Myth 10: If you wake up in the middle of the night, it is best to lie in bed, count sheep or toss and turn until you eventually fall back asleep
Fact: Waking up in the middle of the night and not being able to go back to sleep is a symptom of insomnia. Relaxing imagery or thoughts may help to induce sleep more than counting sheep, which some research suggests may be more distracting than relaxing.
Whichever technique is used, most experts agree that if you do not fall back asleep within 15-20 minutes, you should get out of bed, go to another room and engage in a relaxing activity such as listening to music or reading. Return to bed when you feel sleepy. Avoid watching the clock.
Myth 11: Watching television or playing on your smartphone will help you fall asleep at night
Fact: The ‘blue light’ from your television and smartphone are actually distracting your brain from calming itself before falling asleep.
Instead, establish healthy sleep hygiene habits –a routine that helps relax and soothe your body before going to sleep at night–to get the best slumber possible. Habits like reading a book, taking a warm bath or doing a calming yoga pose may help.
Myth 12: Taking alcohol before bed aids sleep
Fact: According to researchers at New York University, United States, this relaxing nightcap is a myth. And it also goes for whether it’s a glass of wine.
One of the researchers at NYU, Dr Rebecca Robbins, said although those liquids could help fall asleep, they could dramatically reduce the quality of your sleep. She said,
“It (alcohol) particularly disrupts your REM stage of sleep, which is important for memory and learning. So yes, you will have slept and may have nodded off more easily, but some of the benefits of sleep are lost.

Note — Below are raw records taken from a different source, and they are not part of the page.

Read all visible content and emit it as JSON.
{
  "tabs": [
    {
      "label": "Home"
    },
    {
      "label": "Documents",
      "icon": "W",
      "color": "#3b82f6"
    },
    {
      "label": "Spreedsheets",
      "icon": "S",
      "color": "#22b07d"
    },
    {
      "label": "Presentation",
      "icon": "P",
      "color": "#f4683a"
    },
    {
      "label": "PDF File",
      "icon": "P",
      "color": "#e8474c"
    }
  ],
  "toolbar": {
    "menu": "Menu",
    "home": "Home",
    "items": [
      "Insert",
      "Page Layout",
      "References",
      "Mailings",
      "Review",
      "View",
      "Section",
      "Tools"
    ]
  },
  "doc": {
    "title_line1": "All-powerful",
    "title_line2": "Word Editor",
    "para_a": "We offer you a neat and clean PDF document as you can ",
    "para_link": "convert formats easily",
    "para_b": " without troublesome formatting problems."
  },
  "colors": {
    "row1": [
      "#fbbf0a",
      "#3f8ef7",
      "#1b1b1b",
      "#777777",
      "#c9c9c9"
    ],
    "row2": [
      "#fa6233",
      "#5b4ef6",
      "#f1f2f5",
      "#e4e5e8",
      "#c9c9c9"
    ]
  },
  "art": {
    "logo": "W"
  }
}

“Alcohol is also a diuretic, so you may also find yourself having to deal with a full bladder in the middle of the night.”
Myth 13: Hitting the snooze button makes sleep longer

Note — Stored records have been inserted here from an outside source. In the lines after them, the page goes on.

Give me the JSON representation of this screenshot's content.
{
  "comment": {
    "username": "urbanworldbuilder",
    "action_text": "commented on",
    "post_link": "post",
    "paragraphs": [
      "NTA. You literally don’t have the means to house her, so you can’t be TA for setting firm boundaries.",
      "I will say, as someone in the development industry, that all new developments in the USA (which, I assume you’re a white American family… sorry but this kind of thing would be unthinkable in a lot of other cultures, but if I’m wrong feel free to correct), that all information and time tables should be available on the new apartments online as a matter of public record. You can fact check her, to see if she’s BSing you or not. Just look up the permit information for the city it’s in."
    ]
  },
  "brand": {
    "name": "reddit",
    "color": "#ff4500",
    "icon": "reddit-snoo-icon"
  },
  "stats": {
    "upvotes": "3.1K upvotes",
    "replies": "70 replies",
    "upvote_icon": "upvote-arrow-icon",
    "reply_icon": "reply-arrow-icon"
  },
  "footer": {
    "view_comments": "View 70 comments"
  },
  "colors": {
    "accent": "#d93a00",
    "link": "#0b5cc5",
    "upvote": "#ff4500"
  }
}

Fact: Many people are guilty of reaching for the snooze button on their phones or table clocks, thinking that extra minutes in bed will make the difference.
However, Robbins said when the alarm goes off, you should just get up. She said,

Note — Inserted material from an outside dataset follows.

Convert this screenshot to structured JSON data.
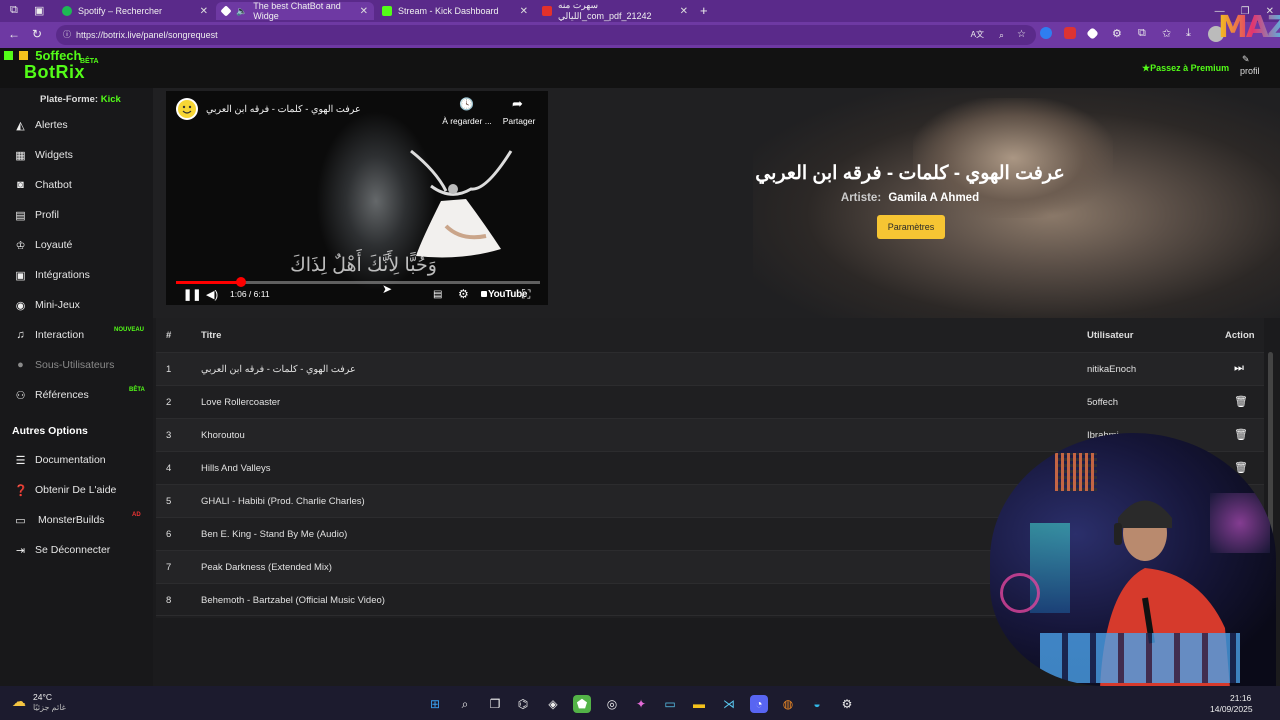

“Realise you will be a bit groggy–all of us are – but resist the temptation to snooze. Your body will go back to sleep, but it will be very light, low-quality sleep.”
Instead of hitting the snooze button, the advice is to throw open the curtains and expose yourself to as much bright light as possible.
Myth 14: Remembering dreams is sign of good night’s sleep
Fact: According to a professor of medicine at the Icahn School of Medicine at Mount Sinai, US, Dr David Rapoport, remembering dreams has nothing to do with having a good night’s sleep.
“There is a huge variation in how much people remember their dreams. Some of it has to do with when you wake up. If you wake up during REM sleep, you almost always will remember a dream.
“Some of us don’t remember anything at all about our dreams and it doesn’t seem to harm them. But it’s not a true thing that just because you don’t remember your dreams, you’re not having good sleep. What tells you you’re having good sleep is how you feel the next day.”
Myth 15: Exercising within four hours of bedtime will disturb your sleep
Fact: On this, Rapoport said, “What we give as advice is that about an hour before sleep, you should try and avoid active kind of things, but exercise certainly is one of them. On the other hand, there are people who exercise close to sleep and do very well.”
Sources: sleepfoundation.org, sleep.org, my.clevelandclinic.org, bbc.com, businessinsider.com